Q: Can you tell us how tough it is not to be in an NCAA regional and how you’ll mark your time when eight teams come to Omaha this weekend for another College World Series just 50 miles down the road?

A: You feel like a complete failure because teams in the same division you’re in will be playing in Nebraska and we won’t. You see all these teams on TV still playing, and you aren’t anymore. We’re just not good enough. That failure has always driven me to work that much harder and to push that much more. The feeling is no different than losing ever was. It’s always been a huge motivator for me in baseball. Failure better be a motivator or you’re in trouble because there’s a lot of failure.

Q: Everyone knows how fiercely determined you are, and I’ve heard that your wife shares that competitive trait. People tell me how much energy you’ve put into this job. You can’t give any more than you’ve given. Where will you go when you get a well-deserved vacation?

A: We’re going to watch baseball. It never stops. I mean, I don’t want it to stop. There’s good balance. There’s time for family, and there’s time for work. I’m just fortunate I have great family support. I have a wife who believes in this university, in this community and in the importance of developing young kids. I couldn’t do this without her support, and it’s just a good balance we have. Our kids love to play baseball, and they love to watch it.

Q: Will you go to the College World Series?

A: I will not go to the College World Series, but I will be watching it, that’s for sure.

Send a comment to ryork@huskers.com (Please include current residence)

Voices from Husker Nation

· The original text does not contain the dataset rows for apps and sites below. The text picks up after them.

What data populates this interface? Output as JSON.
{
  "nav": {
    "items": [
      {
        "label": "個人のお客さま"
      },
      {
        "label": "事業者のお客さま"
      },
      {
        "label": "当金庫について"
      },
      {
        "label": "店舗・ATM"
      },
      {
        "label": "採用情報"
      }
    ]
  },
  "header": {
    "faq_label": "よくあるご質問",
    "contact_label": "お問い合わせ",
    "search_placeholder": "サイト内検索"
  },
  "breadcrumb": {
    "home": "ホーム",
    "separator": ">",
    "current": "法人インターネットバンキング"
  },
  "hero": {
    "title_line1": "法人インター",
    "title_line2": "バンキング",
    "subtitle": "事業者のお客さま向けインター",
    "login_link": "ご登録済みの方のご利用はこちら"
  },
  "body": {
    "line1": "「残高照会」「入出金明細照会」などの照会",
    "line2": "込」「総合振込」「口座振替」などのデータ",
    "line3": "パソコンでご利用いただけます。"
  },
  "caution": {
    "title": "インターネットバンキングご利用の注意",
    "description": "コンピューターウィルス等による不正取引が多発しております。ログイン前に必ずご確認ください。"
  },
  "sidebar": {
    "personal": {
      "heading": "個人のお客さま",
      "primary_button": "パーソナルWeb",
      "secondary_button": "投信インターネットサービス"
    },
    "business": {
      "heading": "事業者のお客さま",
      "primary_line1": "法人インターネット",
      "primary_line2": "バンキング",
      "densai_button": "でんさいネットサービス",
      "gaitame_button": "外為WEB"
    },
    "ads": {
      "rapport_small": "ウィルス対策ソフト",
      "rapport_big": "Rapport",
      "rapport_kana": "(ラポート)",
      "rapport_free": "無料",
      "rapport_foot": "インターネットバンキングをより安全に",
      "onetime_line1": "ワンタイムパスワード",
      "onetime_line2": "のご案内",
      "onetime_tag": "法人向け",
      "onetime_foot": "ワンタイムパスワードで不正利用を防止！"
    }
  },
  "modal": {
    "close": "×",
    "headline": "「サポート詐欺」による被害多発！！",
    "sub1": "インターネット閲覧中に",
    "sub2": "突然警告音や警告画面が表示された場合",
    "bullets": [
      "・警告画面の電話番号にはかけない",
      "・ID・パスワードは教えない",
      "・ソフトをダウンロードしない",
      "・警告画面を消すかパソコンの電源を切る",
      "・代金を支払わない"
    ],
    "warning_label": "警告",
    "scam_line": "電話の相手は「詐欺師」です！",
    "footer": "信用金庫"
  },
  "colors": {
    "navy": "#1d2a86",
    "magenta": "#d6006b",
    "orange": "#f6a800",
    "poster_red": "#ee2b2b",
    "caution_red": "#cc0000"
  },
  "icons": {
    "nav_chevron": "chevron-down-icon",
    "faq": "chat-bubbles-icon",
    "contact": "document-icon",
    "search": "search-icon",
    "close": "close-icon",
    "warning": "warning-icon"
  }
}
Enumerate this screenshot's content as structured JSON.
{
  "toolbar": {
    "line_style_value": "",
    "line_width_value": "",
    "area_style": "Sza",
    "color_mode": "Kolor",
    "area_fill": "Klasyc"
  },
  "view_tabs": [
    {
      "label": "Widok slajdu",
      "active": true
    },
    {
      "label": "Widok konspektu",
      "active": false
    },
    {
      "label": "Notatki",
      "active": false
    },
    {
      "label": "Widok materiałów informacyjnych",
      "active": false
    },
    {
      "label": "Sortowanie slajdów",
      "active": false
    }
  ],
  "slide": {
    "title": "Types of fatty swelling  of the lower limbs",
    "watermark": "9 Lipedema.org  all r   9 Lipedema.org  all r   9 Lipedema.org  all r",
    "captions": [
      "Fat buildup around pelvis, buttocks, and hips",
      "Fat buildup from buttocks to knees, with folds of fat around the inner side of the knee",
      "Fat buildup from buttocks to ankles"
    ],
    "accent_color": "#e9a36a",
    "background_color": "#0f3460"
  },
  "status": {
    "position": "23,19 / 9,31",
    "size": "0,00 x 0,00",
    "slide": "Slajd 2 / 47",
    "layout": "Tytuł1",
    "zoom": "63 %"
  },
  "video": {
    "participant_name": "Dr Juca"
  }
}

I live in LA and in 2002 I watched Darin Erstad and the Los Angeles Angels win an impossible World Series Championship. On Monday night, I watched an improbable win by the 8th-seeded Los Angeles Kings as they won the Stanley Cup after a 45-year drought. Events such as these, and your article about Darin Erstad's expectations for the future of baseball at NU, remind me of how people felt in the 1960s when Bob Devaney took over the football program. No one ever expected a National Championship for the Cornhuskers until, he and Tom Osborne took over. I was at the Homecoming game in 1968 that we lost to Kansas State but then, only two years later, I went to that Orange Bowl game against LSU when we earned our first football national championship. I wish some of these negative, critical fans could experience what some of us older people have.....coming out of nowhere to win it all. What a thrill it was then, and could be again in all of our sports. Who knows? Maybe this will be Bo Pelini's year. And if Darin Erstad can instill that, "WE CAN DO IT ATTITUDE", the Huskers should be in for a home run to the College World Series! Suppose Coach Miles, who ofoten exhibits that same "No Quit" attitude, is able to model this for his players so well that March Madness appearances won't be unusual. But even more importantly, how well could our athletic teams perform if we fans adopted the same attitude? Our encouragement is an essential part of our sport teams' successes. We, too, must listen to Darin Erstad. Our support may be just what helps put Nebraska on top. Carol Edmonds, Downey, California

As a college coach, Darin Erstad is a breath of fresh air, regardless of what sport you want to name. He puts his players, coaches and the integrity of the game above everything else. He has great respect for the school he represents and the fans that follow his team. He's been around long enough to speak his mind and mince no words. Really enjoyed reading the season review and the high expectations he has for the future. Love his attitude about strengthening the schedule instead of worrying about the record. Every Big Ten coach should read this and follow his lead. He's right on. Tom Johnson, Arlington, Texas

Great talk with Coach Erstad. We were at the first three games in Peoria, Arizona, this season.  It was great to see the number of Husker fans in attendance. Even with the outcome of the games it seems that the fans of Big Red increased each game. We hope  to see the Huskers in Arizona again next year. We will be in Pasadena on Sept. 8 for UCLA game! GO BIG RED. Barry Rubin, Mesa, Arizona


More News Sponsor - First National Bank


Tickets Sponsor - StubHub